- TASK BRIEF
Gather every line in the records below that contains the word "alive".

- EXERCISE DATA
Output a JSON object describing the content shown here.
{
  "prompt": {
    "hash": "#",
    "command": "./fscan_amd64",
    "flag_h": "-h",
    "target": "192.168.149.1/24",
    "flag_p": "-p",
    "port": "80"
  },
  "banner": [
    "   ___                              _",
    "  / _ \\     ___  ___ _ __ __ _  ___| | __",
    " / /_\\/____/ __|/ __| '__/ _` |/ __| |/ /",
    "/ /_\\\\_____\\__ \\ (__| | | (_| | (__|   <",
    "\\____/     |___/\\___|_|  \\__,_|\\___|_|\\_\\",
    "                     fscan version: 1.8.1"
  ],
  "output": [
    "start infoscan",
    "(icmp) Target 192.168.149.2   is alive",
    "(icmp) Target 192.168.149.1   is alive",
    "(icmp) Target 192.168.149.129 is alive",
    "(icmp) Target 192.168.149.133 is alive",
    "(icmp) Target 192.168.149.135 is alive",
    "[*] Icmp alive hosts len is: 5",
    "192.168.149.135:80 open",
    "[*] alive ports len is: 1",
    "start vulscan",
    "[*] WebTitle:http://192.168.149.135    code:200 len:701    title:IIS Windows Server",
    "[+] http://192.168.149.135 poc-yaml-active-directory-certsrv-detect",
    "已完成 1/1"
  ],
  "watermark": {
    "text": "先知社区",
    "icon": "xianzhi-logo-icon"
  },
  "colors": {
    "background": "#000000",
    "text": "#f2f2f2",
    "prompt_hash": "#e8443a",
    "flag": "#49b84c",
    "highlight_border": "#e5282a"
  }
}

- TASK RESULT
    "(icmp) Target 192.168.149.2   is alive",
    "(icmp) Target 192.168.149.1   is alive",
    "(icmp) Target 192.168.149.129 is alive",
    "(icmp) Target 192.168.149.133 is alive",
    "(icmp) Target 192.168.149.135 is alive",
    "[*] Icmp alive hosts len is: 5",
    "[*] alive ports len is: 1",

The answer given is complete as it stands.